* EXERCISE DIRECTIONS
What lines in the listing below hold the string "difference"? Please copy them out.
RECORDS FOR THIS EXERCISE section start
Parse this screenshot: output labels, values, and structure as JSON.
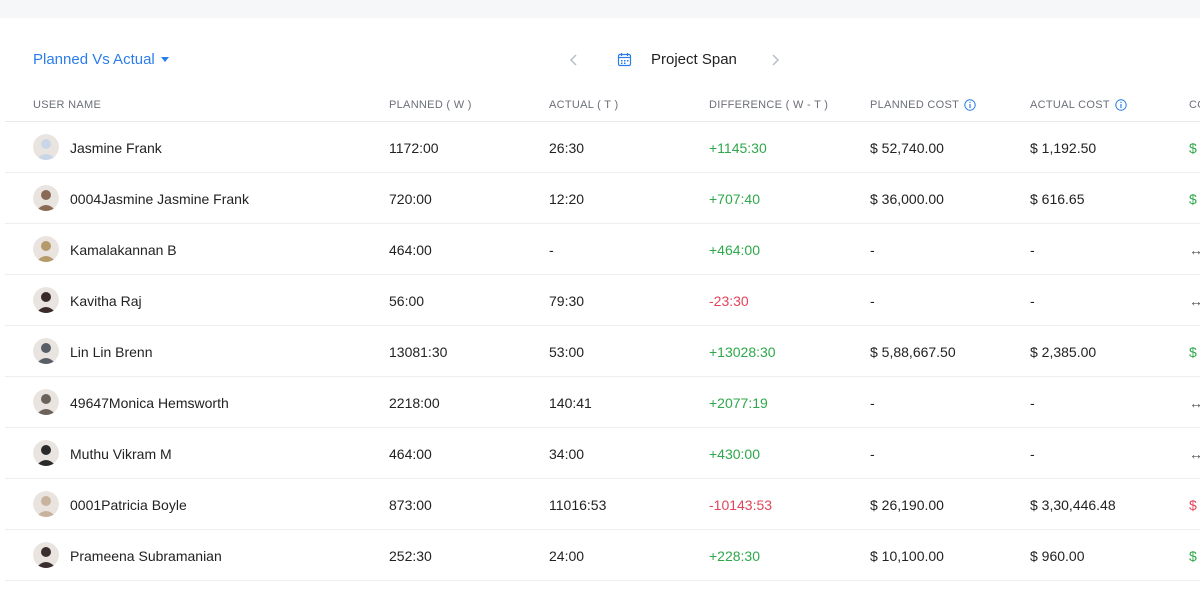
{
  "header": {
    "view_selector": "Planned Vs Actual",
    "span_label": "Project Span"
  },
  "table": {
    "columns": {
      "user_name": "USER NAME",
      "planned": "PLANNED ( W )",
      "actual": "ACTUAL ( T )",
      "difference": "DIFFERENCE ( W - T )",
      "planned_cost": "PLANNED COST",
      "actual_cost": "ACTUAL COST",
      "cost_diff": "CO"
    },
    "rows": [
      {
        "name": "Jasmine Frank",
        "planned": "1172:00",
        "actual": "26:30",
        "difference": "+1145:30",
        "planned_cost": "$ 52,740.00",
        "actual_cost": "$ 1,192.50",
        "extra": "$",
        "avatar_color": "#c9d6e8"
      },
      {
        "name": "0004Jasmine Jasmine Frank",
        "planned": "720:00",
        "actual": "12:20",
        "difference": "+707:40",
        "planned_cost": "$ 36,000.00",
        "actual_cost": "$ 616.65",
        "extra": "$",
        "avatar_color": "#8a6a55"
      },
      {
        "name": "Kamalakannan B",
        "planned": "464:00",
        "actual": "-",
        "difference": "+464:00",
        "planned_cost": "-",
        "actual_cost": "-",
        "extra": "↔",
        "avatar_color": "#b59a6c"
      },
      {
        "name": "Kavitha Raj",
        "planned": "56:00",
        "actual": "79:30",
        "difference": "-23:30",
        "planned_cost": "-",
        "actual_cost": "-",
        "extra": "↔",
        "avatar_color": "#3a2a2a"
      },
      {
        "name": "Lin Lin Brenn",
        "planned": "13081:30",
        "actual": "53:00",
        "difference": "+13028:30",
        "planned_cost": "$ 5,88,667.50",
        "actual_cost": "$ 2,385.00",
        "extra": "$",
        "avatar_color": "#5a5e66"
      },
      {
        "name": "49647Monica Hemsworth",
        "planned": "2218:00",
        "actual": "140:41",
        "difference": "+2077:19",
        "planned_cost": "-",
        "actual_cost": "-",
        "extra": "↔",
        "avatar_color": "#6b625c"
      },
      {
        "name": "Muthu Vikram M",
        "planned": "464:00",
        "actual": "34:00",
        "difference": "+430:00",
        "planned_cost": "-",
        "actual_cost": "-",
        "extra": "↔",
        "avatar_color": "#2a2a2a"
      },
      {
        "name": "0001Patricia Boyle",
        "planned": "873:00",
        "actual": "11016:53",
        "difference": "-10143:53",
        "planned_cost": "$ 26,190.00",
        "actual_cost": "$ 3,30,446.48",
        "extra": "$",
        "avatar_color": "#c8b49e"
      },
      {
        "name": "Prameena Subramanian",
        "planned": "252:30",
        "actual": "24:00",
        "difference": "+228:30",
        "planned_cost": "$ 10,100.00",
        "actual_cost": "$ 960.00",
        "extra": "$",
        "avatar_color": "#3b2e2e"
      }
    ]
  },
  "icons": {
    "prev": "chevron-left-icon",
    "next": "chevron-right-icon",
    "calendar": "calendar-icon",
    "info": "info-icon",
    "dropdown": "caret-down-icon"
  },
  "colors": {
    "accent": "#2b7de9",
    "positive": "#2ea84a",
    "negative": "#e2445c"
  }
}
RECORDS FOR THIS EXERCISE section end
* RESPONSE TO THE EXERCISE
      "difference": "DIFFERENCE ( W - T )",
        "difference": "+1145:30",
        "difference": "+707:40",
        "difference": "+464:00",
        "difference": "-23:30",
        "difference": "+13028:30",
        "difference": "+2077:19",
        "difference": "+430:00",
        "difference": "-10143:53",
        "difference": "+228:30",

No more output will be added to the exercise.